Good Governance Project
moves into its next phase
APA’s Good Governance Project (GGP) marked a milestone in February
when the association’s Council of Representatives received the team’s report
of its assessment and approved moving forward with the next phase of the
project: developing specific proposals to address the needs identified.
GGP, which grew out of APA’s Strategic Plan, seeks to maximize
organizational effectiveness by assuring that APA’s governance practices,
processes and structures are optimized and aligned with what is needed to
thrive in a rapidly changing and increasingly complex environment. The
GGP team, chaired by Sandy Shullman, PhD, was given the task of soliciting
input from stakeholders to fully understand the current status of APA
governance. The assessment identified seven major areas for change:
Strengthening APA’s strategic focus: Align efforts and initiatives of APA
governance with the strategic plan.
Enhancing communications: Improve effective communication to and
from members and among APA’s organizational elements.
Assessing structure and representation: Determine appropriate
structure(s) and relationships of governance, including how member
segments are represented and where/how representation is needed.
Reviewing governance processes and functions: Review how the council
and other governance bodies operate, the kinds of issues they focus on, and
the processes they use both to carry out the business of governance and to
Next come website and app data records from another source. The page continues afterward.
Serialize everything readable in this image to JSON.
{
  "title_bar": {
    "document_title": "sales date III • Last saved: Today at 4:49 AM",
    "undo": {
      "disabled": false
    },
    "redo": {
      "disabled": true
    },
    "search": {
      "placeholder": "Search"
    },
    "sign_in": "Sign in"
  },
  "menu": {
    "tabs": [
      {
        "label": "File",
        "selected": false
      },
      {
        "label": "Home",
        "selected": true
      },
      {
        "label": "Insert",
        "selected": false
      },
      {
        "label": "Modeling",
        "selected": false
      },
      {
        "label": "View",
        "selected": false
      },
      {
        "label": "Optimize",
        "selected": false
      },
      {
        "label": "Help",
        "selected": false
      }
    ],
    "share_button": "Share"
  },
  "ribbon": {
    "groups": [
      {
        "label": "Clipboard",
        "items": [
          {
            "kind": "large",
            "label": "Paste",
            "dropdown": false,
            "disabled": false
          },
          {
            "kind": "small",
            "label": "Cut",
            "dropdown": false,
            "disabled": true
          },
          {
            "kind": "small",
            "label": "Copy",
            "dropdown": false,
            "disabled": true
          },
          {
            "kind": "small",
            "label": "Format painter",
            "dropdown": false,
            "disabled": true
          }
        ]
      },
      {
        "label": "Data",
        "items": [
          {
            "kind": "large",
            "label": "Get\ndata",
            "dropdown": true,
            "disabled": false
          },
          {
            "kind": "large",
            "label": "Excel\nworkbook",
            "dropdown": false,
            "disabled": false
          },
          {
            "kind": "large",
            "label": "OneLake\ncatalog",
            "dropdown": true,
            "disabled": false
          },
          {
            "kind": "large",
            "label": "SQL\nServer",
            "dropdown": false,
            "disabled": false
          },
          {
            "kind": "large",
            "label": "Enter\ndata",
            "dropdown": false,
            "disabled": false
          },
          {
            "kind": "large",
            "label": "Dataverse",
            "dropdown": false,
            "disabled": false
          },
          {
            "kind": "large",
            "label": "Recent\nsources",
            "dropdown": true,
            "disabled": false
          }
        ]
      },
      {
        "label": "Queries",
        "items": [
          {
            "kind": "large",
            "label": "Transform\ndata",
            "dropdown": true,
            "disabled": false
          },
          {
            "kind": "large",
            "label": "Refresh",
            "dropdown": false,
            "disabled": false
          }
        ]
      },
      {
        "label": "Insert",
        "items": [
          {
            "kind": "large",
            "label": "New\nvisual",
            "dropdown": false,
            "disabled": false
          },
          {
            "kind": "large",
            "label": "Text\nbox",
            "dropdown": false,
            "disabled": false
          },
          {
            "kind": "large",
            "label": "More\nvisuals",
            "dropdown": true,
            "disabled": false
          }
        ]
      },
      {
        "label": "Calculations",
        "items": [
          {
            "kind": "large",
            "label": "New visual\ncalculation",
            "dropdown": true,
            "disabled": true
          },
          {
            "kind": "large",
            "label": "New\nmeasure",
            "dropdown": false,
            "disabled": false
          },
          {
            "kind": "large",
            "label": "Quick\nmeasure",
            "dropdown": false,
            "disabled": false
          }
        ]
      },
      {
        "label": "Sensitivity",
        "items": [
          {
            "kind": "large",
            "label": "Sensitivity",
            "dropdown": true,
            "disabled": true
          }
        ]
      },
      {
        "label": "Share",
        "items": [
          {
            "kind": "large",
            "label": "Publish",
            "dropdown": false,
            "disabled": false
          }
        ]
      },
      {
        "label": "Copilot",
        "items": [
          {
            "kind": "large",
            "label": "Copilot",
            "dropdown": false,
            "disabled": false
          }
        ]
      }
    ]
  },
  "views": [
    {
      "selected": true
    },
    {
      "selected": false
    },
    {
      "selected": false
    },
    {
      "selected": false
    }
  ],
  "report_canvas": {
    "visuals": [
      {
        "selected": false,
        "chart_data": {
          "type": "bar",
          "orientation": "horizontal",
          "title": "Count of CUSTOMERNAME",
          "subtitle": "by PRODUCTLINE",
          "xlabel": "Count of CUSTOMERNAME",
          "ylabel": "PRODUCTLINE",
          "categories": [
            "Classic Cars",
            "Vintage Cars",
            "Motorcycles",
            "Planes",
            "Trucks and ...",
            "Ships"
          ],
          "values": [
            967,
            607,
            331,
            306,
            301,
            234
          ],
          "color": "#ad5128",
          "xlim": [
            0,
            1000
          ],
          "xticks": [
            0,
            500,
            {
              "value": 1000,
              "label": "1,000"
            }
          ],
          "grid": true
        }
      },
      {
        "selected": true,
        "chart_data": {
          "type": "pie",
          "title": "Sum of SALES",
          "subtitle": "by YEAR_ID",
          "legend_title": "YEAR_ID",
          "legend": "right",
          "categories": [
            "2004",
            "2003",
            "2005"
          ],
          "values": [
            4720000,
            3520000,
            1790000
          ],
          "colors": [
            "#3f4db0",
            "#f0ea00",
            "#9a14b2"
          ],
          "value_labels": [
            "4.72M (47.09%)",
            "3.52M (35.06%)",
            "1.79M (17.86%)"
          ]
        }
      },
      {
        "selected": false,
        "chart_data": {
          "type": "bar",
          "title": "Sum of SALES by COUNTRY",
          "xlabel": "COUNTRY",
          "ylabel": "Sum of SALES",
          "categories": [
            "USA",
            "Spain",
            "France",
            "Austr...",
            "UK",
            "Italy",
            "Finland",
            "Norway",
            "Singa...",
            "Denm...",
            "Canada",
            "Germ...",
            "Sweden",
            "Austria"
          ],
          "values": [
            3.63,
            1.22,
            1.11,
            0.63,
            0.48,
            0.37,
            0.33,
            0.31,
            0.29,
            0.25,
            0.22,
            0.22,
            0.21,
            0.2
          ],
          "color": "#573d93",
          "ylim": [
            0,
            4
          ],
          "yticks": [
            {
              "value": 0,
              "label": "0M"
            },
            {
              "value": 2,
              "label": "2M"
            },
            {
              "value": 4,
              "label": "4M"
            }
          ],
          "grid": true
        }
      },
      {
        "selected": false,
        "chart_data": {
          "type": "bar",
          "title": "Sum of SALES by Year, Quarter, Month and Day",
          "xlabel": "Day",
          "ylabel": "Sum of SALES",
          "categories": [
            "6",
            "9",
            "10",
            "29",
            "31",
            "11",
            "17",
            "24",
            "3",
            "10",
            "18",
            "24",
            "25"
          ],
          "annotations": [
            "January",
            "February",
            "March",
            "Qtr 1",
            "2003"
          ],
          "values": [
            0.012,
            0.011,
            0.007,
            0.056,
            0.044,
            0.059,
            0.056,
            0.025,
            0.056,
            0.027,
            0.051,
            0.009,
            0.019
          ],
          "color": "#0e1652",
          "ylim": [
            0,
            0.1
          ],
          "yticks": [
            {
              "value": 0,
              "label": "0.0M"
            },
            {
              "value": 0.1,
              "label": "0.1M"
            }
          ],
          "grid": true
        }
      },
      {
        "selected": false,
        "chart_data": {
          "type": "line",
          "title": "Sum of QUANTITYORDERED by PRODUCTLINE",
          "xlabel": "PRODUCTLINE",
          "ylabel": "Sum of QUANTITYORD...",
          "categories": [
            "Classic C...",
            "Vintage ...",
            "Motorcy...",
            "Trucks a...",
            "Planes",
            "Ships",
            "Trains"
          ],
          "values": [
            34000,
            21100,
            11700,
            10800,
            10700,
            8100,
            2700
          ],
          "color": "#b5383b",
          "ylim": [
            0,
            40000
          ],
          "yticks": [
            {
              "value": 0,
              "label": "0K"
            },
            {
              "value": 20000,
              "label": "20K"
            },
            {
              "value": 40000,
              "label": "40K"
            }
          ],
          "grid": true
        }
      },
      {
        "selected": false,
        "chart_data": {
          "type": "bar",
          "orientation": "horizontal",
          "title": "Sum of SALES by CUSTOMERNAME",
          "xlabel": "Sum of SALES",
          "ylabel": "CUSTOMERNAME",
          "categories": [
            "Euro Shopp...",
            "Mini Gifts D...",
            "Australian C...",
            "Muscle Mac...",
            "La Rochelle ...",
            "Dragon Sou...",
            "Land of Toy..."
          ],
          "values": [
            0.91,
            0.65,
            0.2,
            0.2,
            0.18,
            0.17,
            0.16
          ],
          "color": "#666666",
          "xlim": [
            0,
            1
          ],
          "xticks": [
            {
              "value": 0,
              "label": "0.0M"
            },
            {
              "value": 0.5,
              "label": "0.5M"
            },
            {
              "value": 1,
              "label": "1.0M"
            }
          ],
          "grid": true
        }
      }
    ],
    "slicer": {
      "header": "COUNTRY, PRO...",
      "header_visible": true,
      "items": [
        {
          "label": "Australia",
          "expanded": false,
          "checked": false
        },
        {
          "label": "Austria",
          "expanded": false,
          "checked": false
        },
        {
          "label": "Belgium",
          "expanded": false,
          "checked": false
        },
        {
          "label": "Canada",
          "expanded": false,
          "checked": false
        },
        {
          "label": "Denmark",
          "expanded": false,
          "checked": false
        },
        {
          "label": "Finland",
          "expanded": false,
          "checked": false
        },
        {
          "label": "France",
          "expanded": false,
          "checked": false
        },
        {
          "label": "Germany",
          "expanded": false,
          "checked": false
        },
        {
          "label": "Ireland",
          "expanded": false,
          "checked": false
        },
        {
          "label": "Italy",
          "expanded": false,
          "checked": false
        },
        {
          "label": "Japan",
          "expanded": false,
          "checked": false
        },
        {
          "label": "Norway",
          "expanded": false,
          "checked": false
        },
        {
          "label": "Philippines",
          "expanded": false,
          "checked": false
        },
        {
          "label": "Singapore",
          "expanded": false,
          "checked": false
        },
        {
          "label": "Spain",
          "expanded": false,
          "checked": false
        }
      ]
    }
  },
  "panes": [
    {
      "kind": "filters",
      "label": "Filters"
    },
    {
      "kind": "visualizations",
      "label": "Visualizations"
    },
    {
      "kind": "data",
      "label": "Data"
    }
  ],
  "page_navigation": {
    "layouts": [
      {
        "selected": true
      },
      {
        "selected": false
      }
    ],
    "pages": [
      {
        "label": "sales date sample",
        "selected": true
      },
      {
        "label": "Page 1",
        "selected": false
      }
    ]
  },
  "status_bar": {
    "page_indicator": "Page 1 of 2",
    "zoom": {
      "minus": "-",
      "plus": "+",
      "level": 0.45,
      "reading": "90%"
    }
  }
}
communicate efficiently between and among elements of governance.
Clarifying roles and accountability: Identify the appropriate roles,
responsibilities and relationships of key governance components (the council,
board of directors, boards and committees), and explore how accountability for
fulfilling those roles might be assessed and defined to maximize effectiveness.
Determine who is engaged in governance and how: Suggest ways for
members to join governance and clarify the distinctions among voice, vote
and engagement. This includes maximizing engagement of all communities
to ensure aligning the strategic plan with the future of psychology.
Understanding APA culture: Identify potential changes to APA’s
governance culture needed to achieve an optimal governance system.
The GGP team recommended to council that the seven areas not be tackled
all at once, but that the first step should be changes that are process-focused
rather than structural: strategic alignment; role clarification and accountability;
governance process and function. Based on the council feedback, the team
is exploring solutions to these issues, such as better use of technology,
streamlining the council’s agenda, triaging issues to focus on more important
ones, increasing the speed of decision-making, defining roles of governance
elements and aligning the council’s work with APA’s strategic plan.
If you would like to comment on the work of the GGP, contact Nancy
Gordon Moore, PhD, MBA, executive director of governance affairs
( email@example.com). For more information, including a copy of the GGP
report and the technology backgrounder, go to the GGP section of APA’s
website at www.apa.org/about/governance/good-governance.
ADHD book for kids
When Patricia Quinn, MD, and Judy Stern first
published “Putting on the Brakes: Understanding
and Taking Control of Your ADD or ADHD”
(Magination Press) 20 years ago, there were no
nonfiction books for children that addressed
attention issues in a straightforward way. Now
Amazon has its own ADHD section, yet “Putting on
the Brakes” remains the go-to resource for doctors
and parents worldwide. The book has sold more
than 150,000 copies and has been translated into
10 languages. A fully updated third edition will be
published this year.
The idea for the book was a natural for Quinn,
a developmental pediatrician in Washington, D.C.,
and Stern, a teacher and educational consultant in
Rockville, Md. “I learned early on that parents don’t
know how to talk to their children about ADHD,
so I started talking to the children themselves,” says
Their goal for “Putting on the Brakes” was to give
children the words and concepts to communicate
their needs and to show readers that there was nothing
“wrong” with them. “We’ve found that kids think
they might be ‘dumb,’ or they may get called lazy by
adults who don’t always understand their issues,” says
Stern. “We tried to deal with their feelings and reassure
them, as well as give them good coping skills.”
The third edition includes an expanded and
updated section on medication and addresses new
treatments, such as meditation, yoga and “green
space” therapy in which children spend time
“The anniversary edition can remind people
of what a valuable resource it was when they were
children, and lets them know it’s still here,” says
Quinn. “It’s been redone and repackaged for a new
generation, so it’s really the most up-to-date book
available for kids and their parents.”